== Work instructions ==
Return all lines in the data where the string "limit" can be found.

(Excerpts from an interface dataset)
####################

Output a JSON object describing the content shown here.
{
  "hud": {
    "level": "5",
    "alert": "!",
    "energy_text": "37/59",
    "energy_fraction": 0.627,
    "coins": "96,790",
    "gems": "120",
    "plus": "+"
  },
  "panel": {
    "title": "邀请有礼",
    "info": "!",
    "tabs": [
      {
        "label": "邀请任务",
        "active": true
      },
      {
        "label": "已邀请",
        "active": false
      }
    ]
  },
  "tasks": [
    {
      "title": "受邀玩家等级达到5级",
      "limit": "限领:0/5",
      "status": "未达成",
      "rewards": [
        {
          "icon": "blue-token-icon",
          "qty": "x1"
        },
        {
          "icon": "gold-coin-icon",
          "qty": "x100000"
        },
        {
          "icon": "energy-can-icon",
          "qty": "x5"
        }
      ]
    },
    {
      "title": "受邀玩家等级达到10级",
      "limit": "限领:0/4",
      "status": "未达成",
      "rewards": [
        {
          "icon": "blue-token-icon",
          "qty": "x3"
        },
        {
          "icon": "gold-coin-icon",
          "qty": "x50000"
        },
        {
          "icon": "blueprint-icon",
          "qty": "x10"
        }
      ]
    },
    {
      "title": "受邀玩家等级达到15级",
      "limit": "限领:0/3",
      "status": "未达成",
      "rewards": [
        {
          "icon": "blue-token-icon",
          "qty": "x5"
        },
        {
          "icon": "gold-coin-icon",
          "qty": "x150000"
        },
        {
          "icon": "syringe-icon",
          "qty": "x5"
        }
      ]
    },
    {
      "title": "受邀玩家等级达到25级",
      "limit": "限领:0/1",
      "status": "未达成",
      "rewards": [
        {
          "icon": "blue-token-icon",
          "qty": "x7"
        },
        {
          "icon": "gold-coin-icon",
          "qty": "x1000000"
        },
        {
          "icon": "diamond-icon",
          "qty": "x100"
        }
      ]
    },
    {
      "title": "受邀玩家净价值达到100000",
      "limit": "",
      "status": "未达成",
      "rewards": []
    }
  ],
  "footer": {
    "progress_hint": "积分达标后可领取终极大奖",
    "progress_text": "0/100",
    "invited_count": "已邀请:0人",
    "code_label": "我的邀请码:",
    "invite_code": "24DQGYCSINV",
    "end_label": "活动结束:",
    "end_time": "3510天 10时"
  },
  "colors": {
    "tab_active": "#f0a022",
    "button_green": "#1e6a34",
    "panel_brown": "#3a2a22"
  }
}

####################

== Response box ==
      "limit": "限领:0/5",
      "limit": "限领:0/4",
      "limit": "限领:0/3",
      "limit": "限领:0/1",
      "limit": "",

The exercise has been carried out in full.